Task to carry out:
Go over the listing below line by line and tally those containing "Radical". Give only the tally.

::: Excerpted records :::

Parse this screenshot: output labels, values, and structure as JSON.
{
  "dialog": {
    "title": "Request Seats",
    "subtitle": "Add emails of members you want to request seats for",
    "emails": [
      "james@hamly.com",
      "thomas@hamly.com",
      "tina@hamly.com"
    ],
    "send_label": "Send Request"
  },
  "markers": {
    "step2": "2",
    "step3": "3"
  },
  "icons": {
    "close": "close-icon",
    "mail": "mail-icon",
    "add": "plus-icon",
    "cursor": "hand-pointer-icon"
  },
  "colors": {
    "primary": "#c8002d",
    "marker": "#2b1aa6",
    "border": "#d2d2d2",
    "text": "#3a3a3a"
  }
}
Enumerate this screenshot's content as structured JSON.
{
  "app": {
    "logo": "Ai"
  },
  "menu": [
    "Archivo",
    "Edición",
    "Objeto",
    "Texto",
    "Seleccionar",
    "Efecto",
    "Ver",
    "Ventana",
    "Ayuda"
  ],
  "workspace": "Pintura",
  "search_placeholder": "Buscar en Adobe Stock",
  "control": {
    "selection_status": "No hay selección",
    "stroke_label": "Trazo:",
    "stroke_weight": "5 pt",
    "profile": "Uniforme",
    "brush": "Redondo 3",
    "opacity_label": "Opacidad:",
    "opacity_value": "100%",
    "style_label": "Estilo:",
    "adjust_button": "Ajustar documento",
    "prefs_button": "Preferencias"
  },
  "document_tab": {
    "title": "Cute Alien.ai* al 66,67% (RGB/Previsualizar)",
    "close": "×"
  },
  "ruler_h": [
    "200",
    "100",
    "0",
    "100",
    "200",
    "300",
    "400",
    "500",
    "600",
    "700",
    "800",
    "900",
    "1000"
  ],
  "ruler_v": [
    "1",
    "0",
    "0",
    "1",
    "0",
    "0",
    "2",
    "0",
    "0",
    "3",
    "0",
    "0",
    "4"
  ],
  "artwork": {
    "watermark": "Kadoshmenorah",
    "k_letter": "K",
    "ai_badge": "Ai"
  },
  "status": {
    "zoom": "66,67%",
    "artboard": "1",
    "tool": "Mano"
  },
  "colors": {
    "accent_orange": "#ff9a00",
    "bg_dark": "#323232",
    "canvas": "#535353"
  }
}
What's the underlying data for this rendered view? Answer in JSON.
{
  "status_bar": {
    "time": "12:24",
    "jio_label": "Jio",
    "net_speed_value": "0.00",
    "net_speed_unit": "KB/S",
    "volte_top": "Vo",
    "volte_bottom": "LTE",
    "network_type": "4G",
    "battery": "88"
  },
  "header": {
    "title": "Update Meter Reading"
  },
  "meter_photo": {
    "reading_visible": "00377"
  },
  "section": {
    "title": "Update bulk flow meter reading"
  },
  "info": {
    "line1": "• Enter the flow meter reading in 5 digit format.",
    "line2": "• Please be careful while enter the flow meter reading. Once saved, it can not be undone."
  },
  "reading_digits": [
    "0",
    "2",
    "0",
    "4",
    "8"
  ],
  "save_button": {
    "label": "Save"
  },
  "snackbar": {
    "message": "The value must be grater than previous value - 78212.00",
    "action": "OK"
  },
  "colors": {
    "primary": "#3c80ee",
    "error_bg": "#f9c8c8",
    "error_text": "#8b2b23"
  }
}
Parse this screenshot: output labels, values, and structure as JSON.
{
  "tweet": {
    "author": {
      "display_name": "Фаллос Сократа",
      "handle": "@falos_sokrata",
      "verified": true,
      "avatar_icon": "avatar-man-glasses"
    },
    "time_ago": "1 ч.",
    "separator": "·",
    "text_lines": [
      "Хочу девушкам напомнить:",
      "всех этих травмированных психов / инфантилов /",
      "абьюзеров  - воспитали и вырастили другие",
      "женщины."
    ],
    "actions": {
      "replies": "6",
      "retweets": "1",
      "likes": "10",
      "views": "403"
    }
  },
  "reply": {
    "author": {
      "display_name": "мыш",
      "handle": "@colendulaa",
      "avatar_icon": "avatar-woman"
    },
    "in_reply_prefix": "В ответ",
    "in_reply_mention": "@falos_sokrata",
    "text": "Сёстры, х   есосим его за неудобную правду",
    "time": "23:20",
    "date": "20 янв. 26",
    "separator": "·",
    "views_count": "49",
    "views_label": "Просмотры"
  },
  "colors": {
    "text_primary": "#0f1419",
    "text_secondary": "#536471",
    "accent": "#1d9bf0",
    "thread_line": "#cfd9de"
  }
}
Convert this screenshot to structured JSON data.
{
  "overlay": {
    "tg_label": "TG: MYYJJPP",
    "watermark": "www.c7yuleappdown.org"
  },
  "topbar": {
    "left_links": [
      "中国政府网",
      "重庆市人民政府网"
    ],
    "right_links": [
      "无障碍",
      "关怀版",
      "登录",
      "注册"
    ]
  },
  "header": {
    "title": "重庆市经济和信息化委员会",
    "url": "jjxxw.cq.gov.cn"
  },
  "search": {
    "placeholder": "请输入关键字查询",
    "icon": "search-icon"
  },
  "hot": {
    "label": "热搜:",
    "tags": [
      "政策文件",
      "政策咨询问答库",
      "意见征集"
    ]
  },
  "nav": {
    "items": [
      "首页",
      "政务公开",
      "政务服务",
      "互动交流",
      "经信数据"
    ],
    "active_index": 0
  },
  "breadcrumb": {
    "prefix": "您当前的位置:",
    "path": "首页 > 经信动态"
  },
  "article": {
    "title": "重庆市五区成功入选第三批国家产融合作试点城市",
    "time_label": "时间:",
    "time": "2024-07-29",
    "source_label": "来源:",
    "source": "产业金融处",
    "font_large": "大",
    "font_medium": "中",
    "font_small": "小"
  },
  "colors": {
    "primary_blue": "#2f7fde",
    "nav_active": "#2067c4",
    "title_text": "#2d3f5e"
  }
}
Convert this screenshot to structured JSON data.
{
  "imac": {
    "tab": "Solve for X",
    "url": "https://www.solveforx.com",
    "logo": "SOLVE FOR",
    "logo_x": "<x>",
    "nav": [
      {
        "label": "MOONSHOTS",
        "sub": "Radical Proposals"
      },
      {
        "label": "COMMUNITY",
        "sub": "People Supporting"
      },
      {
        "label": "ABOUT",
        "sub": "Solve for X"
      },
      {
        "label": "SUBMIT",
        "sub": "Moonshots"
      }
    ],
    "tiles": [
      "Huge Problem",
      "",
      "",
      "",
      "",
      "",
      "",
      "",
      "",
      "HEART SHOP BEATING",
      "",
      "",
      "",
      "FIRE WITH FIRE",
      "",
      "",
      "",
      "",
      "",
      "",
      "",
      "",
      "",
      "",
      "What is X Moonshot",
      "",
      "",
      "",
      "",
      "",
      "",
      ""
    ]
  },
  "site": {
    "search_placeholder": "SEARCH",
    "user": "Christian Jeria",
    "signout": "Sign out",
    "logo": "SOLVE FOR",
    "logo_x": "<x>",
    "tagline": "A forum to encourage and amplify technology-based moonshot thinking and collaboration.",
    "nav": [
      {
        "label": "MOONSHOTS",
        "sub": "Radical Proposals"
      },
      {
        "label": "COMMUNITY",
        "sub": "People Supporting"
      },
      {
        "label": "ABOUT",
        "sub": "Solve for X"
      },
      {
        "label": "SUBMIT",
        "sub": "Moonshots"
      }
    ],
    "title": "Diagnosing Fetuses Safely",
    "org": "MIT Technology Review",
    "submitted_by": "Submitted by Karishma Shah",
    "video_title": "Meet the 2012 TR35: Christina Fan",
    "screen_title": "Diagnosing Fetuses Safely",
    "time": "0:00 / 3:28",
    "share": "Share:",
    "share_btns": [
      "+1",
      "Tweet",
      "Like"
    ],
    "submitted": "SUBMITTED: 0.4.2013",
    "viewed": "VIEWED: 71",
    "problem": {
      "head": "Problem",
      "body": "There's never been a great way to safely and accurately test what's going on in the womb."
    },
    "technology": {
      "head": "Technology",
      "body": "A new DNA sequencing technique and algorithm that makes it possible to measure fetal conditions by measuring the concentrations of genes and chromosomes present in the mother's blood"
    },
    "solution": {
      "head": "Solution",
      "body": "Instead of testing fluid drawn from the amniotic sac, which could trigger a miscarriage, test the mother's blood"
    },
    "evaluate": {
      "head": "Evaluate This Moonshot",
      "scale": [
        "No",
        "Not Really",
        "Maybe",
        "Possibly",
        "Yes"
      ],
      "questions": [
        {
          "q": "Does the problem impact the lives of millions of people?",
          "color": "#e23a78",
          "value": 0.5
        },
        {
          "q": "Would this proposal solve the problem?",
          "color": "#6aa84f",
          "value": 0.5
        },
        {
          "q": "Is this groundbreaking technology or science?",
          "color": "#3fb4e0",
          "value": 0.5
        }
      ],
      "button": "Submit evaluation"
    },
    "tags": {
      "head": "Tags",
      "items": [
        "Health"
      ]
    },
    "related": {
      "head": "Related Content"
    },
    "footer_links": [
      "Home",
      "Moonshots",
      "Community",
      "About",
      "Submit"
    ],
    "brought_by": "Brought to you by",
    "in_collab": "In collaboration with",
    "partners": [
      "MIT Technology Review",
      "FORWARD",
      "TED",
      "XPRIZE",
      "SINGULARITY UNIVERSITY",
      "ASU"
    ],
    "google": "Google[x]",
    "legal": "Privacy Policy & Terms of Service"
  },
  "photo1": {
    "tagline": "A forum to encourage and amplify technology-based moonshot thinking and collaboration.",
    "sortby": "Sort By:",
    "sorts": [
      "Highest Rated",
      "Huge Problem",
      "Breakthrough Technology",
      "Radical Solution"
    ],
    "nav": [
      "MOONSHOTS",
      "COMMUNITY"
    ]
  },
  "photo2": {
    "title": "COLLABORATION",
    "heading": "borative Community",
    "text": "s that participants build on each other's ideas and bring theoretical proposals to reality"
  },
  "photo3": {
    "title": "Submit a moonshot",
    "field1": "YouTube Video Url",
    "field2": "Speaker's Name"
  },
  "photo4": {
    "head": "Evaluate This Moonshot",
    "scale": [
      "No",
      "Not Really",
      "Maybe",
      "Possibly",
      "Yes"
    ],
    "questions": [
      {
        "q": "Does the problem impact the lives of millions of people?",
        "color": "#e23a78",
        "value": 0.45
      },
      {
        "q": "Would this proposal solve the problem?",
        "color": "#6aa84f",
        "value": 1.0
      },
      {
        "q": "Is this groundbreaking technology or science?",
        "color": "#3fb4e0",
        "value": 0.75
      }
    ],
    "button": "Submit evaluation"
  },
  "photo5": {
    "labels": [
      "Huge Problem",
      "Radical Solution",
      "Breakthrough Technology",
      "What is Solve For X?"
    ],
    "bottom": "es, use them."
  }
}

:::

Written solution:
4